i was transferred to Carrollton, MO probably to spend the remainder of my mission here. i am never really happy with exchanges but this is what the lord wants and i know that for sure so i am happy to just be doing the lords will. its a small area. people wise we have about 4000 people in our area and only 4 or 5 active members. but the faith of these members is very strong and they are all doing their very best to share the gospel with others! its amazing to see the Lords hand at work with so few in numbers but so great in faith. i'm glad my new comp is younger in the mission. :) His name is Elder Arnesen from West Jordan UT. 

we had a  fun little easter reunion! Elder Bitton and I are serving in the same ward again! i was so stoked! :) its good to have a friend like him still around! the rest of the week was good as well!
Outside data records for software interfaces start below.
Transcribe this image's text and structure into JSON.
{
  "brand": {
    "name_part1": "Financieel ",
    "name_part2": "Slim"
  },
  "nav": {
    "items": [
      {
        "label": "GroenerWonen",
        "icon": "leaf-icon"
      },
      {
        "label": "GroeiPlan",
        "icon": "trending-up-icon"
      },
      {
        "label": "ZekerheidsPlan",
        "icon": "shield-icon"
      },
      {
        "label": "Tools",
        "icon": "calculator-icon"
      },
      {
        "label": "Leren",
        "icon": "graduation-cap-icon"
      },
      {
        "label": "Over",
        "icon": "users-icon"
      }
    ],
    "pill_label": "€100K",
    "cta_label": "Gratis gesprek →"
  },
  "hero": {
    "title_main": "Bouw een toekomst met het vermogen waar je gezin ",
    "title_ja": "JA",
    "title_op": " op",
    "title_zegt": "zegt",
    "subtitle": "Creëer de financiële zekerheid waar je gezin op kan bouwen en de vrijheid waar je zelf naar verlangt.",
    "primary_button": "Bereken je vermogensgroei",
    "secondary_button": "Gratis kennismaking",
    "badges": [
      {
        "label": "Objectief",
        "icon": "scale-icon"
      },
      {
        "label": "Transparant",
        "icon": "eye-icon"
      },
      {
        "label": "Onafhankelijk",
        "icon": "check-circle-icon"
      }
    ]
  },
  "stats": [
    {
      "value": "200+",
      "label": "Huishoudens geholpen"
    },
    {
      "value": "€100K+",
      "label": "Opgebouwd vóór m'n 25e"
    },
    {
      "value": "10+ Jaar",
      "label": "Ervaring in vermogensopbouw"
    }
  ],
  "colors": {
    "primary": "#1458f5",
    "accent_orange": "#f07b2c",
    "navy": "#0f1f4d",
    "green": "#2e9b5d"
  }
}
i began a new study in my Book of Mormon by the prompting of a member in my previous ward. He said he wanted to give us some words of wisdom and so he told us that he had the opportunity to sit in on a couple of disciplinary councils for 2 returned missionaries. then he told us to avoid Pornography like the plague when we get home!! then he told us that the young men had been given an assignment to do before they were to see the stake president again. the assignment was that in the next 90 days they were to read the Book of Mormon and point out all the times they see the atonement in it. So i decided that i would like to do this as well. so i started and its been incredible to see how much of the Book of Mormon is about the atonement or signifies it or symbolizes it. The Book of Mormon truly does testify of Christ and that he Lives!
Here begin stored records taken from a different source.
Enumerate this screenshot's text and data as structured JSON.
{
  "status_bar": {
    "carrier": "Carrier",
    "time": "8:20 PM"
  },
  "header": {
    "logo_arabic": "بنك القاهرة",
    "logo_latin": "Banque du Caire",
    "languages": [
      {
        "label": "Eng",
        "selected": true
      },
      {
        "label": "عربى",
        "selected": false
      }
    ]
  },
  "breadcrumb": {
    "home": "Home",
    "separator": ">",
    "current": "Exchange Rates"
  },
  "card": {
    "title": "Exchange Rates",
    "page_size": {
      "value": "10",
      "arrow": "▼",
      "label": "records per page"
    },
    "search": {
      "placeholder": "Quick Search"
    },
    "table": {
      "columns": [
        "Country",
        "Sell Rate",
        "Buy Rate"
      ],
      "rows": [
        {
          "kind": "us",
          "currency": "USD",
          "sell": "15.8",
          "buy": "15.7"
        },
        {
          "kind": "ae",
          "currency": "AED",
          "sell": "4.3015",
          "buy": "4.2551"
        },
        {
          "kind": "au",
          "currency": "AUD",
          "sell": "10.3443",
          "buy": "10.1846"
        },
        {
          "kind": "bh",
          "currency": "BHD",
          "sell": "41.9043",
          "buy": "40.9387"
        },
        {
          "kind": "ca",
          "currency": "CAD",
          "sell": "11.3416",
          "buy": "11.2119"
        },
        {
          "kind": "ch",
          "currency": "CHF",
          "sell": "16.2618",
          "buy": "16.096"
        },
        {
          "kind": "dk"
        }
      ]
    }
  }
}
i cant believe how much i've changed in just the past few weeks. mom its amazing to get to serve the lord there is nothing better i could have done in my life. thank you for always helping me see this as something that i would go and do. it really has been the best 21 months of my life! its hard seeing it coming to a close. but i'm expecting the next 3 to be even better. after serving a mission i think i can live life with anyone lol

We’re finally getting ipads! Every week we receive an hour to get on to and learn the site, in preparation for getting ipads. i wont have the ipad for very long, so this week i took the liberty to check out the lds news room to see whats been going on in the world and this is what i found.
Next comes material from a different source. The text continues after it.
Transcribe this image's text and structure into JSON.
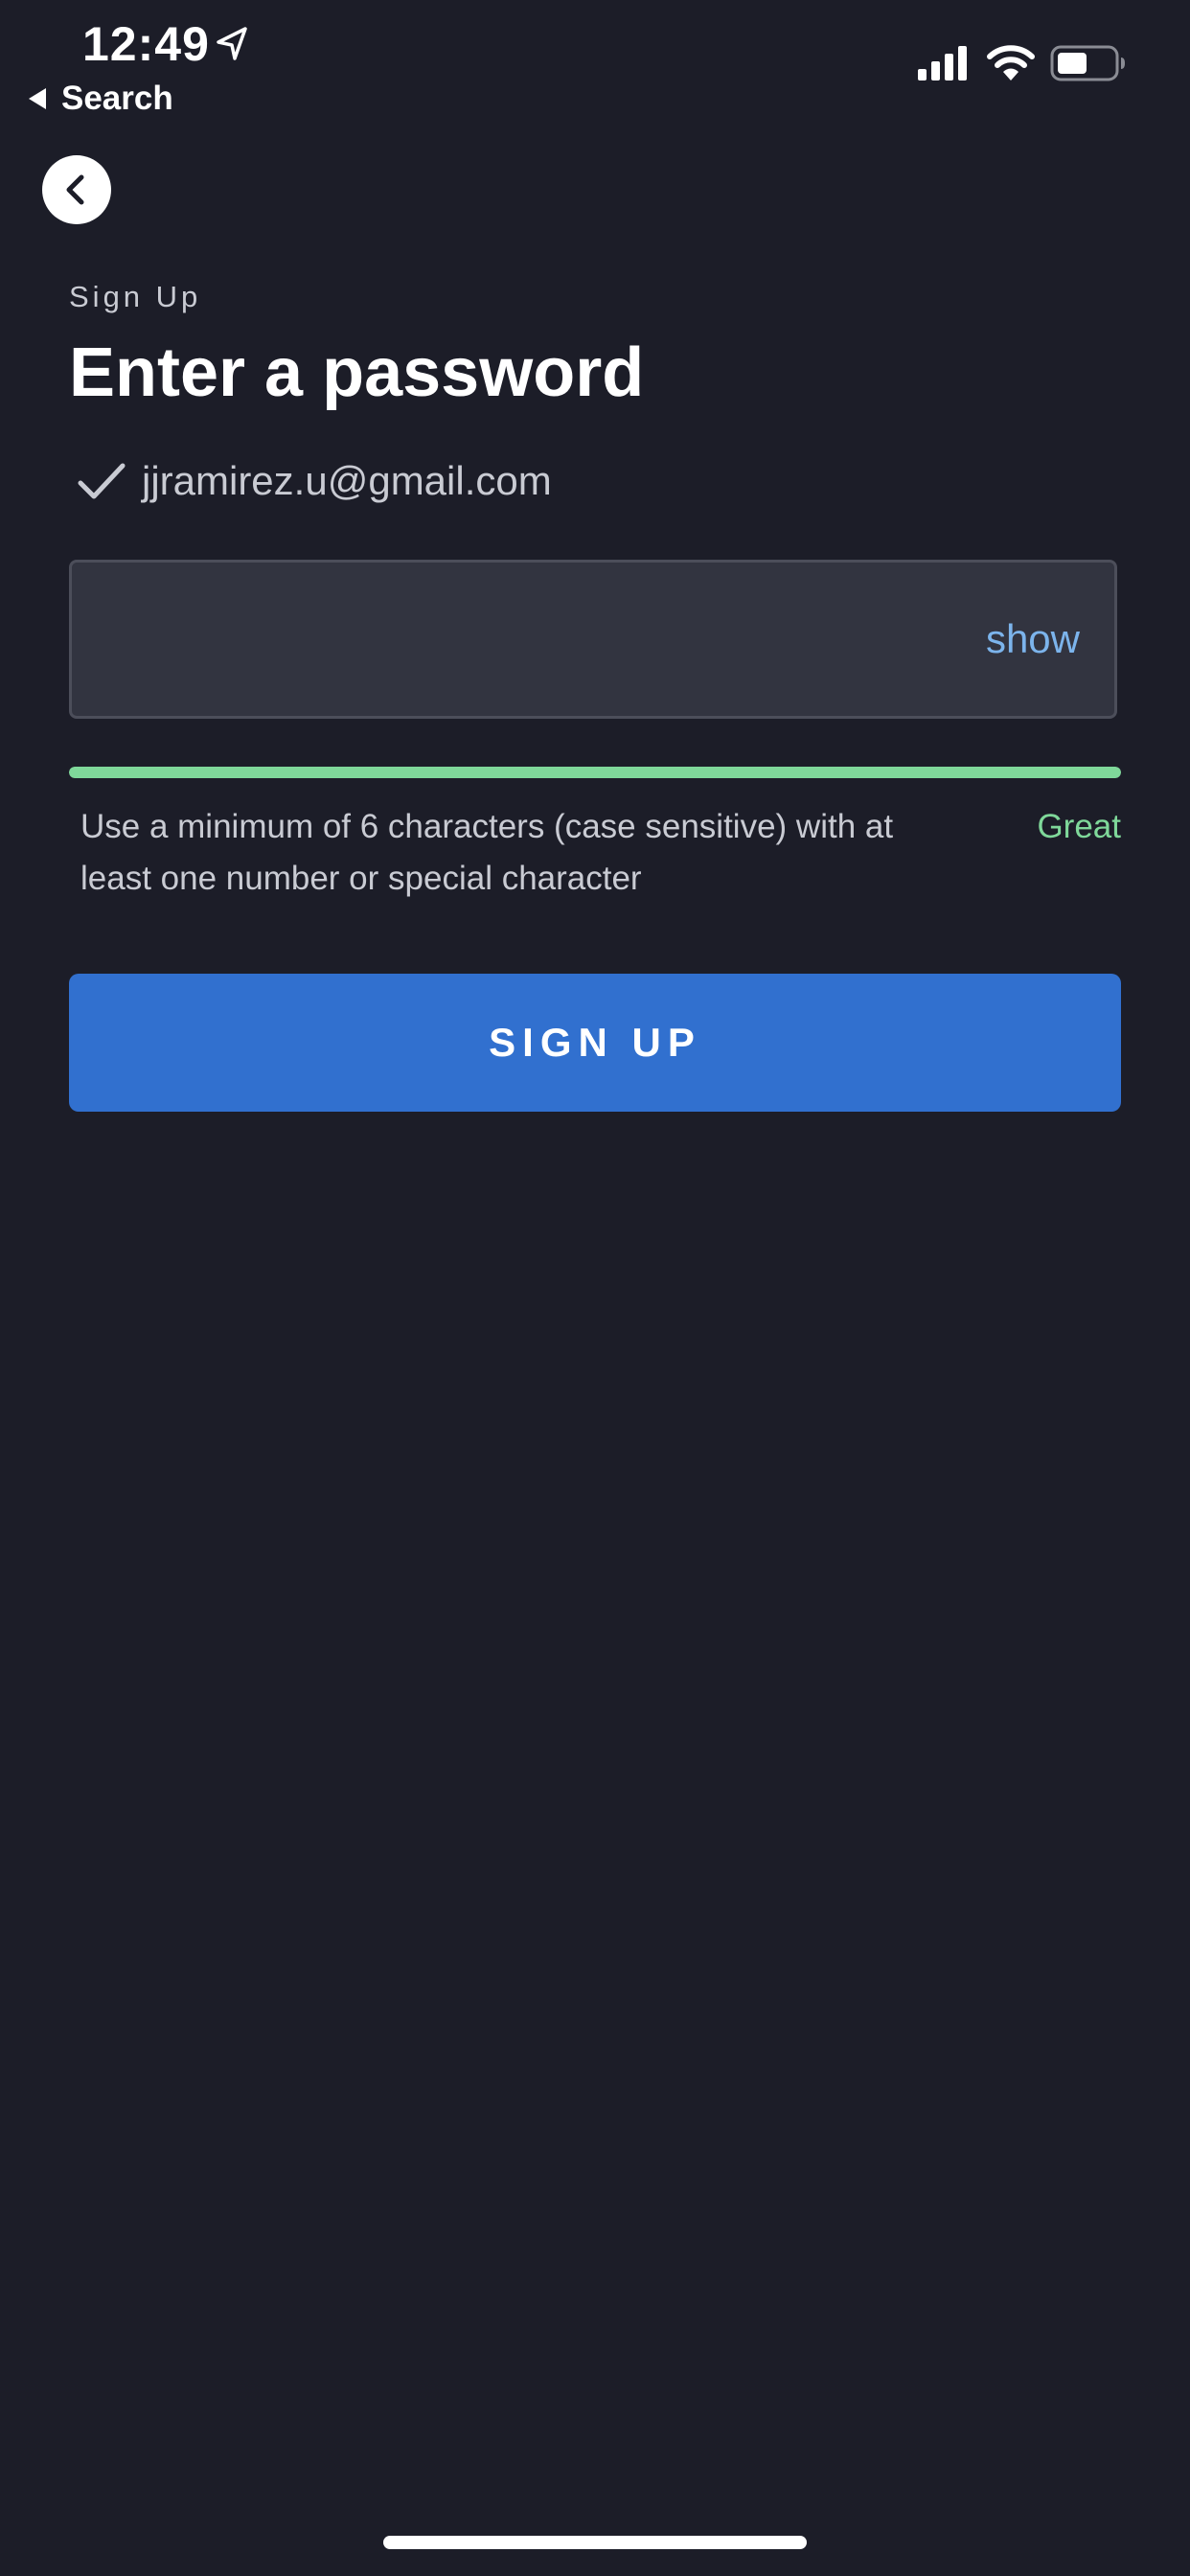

this is an excerpt that came from an interview from Hugh Hewitt interviewing Jeffery R Holland after he gave a religious freedom speech at Chapman University.

Hugh Hewitt: What are you telling your young people?

Jeffery R Holland: I’m telling young people to believe. I’m telling parents to believe. I’m telling, families and participants in the family of all ages to believe in God, and to believe in help, and to believe in the future, to believe in themselves, and stay close. The family is the fundamental unit of society. It is certainly the fundamental unit of our church. I guess, probably, it’s the fundamental unit of everything. Our friend, Michael Novak, said that when things go well with the family, life goes well. And when things do not go well with the family, life is, or can be really miserable. Let’s start there. Let’s work better at home. Let’s work better with parents and children. And if we can master some principles in that little circle, maybe we can extend them to the state and the nation and the world. But better to start closer to home, and I believe God will bless us in every way to succeed in that most fundamental mission we all have, and that is to save and bless the next generation.

We must Believe! 

I believe in Christ he is my Savior and Redeemer. He is the Only Begotten of our Father and He is the Light and the Way back to our God. I believe that through Christ my family will be together through Eternity! I believe that because of Christ that all man kind has a future and has the opportunity to become what ever they desire that we can learn from our mistakes and change and do better. we are a lost and fallen race, we are weak and mortal but through Gods plan and through our Savior we may become strong and receive Eternal life!

I love you! 
Elder Rollins

i'll remember to pray for the horses and for you guys! it'll be good to have haylee home! man i do miss our family dinners! We only get dinners with members 1-2 times per week.